The authors conclude that this 'dynamic thinning' of glaciers now reaches all latitudes in Greenland, has intensified on key Antarctic coastlines, is penetrating far into the ice sheets' interior and is spreading as ice shelves thin by ocean-driven melt. Ice shelf collapse has triggered particularly strong thinning that has endured for decades.
Lead author Dr Hamish Pritchard from British Antarctic Survey (BAS) says, "We were surprised to see such a strong pattern of thinning glaciers across such large areas of coastline - it's widespread and in some cases thinning extends hundreds of kilometres inland. We think that warm ocean currents reaching the coast and melting the glacier front is the most likely cause of faster glacier flow. This kind of ice loss is so poorly understood that it remains the most unpredictable part of future sea level rise."
The scientists compared the rates of change in elevation of both fast-flowing and slow-flowing ice.
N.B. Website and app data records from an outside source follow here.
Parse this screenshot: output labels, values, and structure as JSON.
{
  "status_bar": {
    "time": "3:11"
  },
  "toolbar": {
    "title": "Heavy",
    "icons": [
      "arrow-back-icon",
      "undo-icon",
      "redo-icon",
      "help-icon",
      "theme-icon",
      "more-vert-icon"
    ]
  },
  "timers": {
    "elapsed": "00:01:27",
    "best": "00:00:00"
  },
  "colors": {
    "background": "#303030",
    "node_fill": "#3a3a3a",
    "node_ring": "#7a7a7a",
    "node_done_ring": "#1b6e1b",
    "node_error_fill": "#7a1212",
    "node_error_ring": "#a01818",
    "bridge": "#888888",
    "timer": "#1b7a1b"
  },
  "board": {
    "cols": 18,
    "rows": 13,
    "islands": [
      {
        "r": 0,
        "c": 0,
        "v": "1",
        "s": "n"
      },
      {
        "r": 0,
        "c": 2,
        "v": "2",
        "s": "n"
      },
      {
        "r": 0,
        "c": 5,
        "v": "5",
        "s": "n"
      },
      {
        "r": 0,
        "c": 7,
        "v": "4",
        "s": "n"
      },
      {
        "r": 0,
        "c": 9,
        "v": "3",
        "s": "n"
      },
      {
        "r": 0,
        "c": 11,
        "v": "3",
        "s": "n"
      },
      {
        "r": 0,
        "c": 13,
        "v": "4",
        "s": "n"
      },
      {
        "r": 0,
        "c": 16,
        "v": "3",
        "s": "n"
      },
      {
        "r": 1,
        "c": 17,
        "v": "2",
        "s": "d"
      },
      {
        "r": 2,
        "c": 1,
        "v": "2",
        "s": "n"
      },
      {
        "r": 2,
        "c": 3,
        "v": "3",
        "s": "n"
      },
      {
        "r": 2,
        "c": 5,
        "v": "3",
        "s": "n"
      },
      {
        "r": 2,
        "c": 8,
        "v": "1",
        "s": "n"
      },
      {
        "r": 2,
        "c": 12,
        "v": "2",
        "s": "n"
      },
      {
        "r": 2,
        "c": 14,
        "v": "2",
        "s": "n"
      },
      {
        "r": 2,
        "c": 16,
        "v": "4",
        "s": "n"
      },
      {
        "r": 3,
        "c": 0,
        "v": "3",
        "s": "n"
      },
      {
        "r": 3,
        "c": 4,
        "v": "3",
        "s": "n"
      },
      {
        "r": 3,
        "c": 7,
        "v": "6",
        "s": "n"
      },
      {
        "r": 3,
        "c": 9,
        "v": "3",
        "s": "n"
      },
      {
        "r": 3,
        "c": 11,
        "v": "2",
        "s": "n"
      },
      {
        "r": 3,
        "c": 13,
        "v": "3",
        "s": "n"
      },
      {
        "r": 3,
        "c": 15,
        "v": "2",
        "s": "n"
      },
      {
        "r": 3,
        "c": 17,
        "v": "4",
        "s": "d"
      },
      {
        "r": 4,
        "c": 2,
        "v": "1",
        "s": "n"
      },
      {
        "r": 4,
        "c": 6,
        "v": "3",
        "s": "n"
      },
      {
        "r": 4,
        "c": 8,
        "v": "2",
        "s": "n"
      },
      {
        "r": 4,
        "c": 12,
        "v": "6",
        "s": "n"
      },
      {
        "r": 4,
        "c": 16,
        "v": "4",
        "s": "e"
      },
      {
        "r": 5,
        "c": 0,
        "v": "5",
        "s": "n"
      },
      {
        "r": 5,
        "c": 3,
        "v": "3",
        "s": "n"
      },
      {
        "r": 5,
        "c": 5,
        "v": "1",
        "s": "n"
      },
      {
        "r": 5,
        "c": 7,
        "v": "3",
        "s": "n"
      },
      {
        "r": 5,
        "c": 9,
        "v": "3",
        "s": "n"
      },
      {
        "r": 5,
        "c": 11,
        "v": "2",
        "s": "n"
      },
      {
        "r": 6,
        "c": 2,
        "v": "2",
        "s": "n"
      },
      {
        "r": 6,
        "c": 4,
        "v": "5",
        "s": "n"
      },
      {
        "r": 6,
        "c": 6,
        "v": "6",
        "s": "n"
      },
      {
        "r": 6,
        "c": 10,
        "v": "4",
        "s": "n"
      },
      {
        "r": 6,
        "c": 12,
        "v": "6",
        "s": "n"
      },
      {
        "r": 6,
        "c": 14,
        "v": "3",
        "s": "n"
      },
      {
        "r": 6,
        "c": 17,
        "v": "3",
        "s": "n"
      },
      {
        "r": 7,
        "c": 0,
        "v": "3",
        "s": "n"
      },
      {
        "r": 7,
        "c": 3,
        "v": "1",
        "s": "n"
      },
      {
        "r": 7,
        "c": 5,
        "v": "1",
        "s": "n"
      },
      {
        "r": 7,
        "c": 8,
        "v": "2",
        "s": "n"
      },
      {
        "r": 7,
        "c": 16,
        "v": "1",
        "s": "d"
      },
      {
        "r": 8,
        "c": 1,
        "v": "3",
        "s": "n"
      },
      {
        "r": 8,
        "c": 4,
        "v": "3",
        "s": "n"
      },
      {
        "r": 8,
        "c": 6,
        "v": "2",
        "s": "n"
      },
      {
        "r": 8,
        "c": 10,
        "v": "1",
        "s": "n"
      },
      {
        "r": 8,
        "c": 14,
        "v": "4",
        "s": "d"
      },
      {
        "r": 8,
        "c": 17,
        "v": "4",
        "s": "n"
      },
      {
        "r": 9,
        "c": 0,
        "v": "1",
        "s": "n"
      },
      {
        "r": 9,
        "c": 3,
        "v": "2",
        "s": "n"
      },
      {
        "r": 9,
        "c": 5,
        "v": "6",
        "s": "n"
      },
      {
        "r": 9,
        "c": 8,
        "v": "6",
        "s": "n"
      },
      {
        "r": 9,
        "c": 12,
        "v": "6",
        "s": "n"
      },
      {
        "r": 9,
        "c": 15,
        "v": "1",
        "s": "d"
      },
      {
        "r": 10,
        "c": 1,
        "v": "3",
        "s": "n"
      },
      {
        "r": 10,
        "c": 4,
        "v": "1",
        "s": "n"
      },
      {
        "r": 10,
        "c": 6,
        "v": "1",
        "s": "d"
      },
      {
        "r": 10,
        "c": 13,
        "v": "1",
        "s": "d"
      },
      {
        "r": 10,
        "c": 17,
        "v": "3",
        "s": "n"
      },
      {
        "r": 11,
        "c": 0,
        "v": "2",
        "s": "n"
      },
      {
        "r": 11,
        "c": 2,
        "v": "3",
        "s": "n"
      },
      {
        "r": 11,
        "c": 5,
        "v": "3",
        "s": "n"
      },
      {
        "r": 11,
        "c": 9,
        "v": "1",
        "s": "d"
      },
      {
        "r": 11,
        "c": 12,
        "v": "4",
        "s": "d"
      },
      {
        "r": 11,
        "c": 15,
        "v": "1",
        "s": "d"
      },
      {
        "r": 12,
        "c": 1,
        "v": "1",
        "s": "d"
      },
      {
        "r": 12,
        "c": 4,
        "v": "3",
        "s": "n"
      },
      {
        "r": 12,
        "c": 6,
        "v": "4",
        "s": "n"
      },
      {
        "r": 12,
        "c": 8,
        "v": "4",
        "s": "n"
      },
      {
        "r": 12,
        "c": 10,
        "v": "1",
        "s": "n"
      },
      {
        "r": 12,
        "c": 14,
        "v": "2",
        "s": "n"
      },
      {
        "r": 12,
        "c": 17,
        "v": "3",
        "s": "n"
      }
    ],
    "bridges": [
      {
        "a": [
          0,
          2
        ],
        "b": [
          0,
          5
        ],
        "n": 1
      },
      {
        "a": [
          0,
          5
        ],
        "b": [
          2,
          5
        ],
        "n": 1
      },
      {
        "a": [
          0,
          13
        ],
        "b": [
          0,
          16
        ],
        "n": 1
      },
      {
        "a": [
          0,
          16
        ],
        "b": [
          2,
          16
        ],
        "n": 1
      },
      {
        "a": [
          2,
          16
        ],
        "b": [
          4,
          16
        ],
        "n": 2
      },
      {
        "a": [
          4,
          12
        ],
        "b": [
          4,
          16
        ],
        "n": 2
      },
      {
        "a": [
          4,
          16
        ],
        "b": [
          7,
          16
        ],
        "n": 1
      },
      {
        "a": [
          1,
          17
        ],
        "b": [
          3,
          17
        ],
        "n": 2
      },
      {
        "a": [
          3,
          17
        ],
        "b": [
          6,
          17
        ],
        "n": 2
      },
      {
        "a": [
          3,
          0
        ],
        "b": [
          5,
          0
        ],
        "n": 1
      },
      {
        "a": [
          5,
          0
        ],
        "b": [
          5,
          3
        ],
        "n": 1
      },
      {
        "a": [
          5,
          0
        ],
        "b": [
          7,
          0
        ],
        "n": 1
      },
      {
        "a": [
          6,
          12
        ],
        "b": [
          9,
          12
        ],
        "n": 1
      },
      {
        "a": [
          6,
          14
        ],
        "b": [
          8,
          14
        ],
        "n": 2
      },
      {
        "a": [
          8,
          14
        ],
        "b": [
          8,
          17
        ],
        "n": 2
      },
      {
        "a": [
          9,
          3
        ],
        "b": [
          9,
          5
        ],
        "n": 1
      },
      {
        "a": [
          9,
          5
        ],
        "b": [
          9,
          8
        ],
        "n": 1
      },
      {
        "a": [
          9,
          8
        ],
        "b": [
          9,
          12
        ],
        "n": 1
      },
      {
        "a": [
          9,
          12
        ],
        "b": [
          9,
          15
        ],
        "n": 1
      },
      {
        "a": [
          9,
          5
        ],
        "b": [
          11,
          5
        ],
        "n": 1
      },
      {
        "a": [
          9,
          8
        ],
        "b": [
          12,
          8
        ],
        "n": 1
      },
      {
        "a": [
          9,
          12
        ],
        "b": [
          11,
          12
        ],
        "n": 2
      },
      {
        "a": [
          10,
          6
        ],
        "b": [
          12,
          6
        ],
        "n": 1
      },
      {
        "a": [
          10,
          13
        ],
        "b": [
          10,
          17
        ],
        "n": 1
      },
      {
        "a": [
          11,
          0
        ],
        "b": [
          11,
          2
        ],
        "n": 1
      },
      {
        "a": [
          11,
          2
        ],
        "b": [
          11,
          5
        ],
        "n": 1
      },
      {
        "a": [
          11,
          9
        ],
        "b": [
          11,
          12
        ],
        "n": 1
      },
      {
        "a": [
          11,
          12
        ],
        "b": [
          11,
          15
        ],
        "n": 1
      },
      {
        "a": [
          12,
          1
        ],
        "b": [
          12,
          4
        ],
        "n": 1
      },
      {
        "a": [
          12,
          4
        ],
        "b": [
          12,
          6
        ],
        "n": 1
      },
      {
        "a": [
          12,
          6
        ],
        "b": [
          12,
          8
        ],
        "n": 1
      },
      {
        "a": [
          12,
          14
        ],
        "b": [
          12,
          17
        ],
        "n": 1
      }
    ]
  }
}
In Greenland for example they studied 111 fast-moving glaciers and found 81 thinning at rates twice that of slow-flowing ice at the same altitude.They found that ice loss from many glaciers in both Antarctica and Greenland is greater than the rate of snowfall further inland.
In Antarctica some of the fastest thinning glaciers are in West Antarctica (Amundsen Sea Embayment) where Pine Island Glacier and neighbouring Smith and Thwaites Glacier are thinning by up to 9 metres per year.
More information: Extensive dynamic thinning on the margins of the Greenland and Antarctic ice sheets by Hamish D. Pritchard, Robert J. Arthern, David G. Vaughan & Laura A. Edwards is published online this week in the journal Nature (Advanced Online Publication).
Source: British Antarctic Survey (news : web)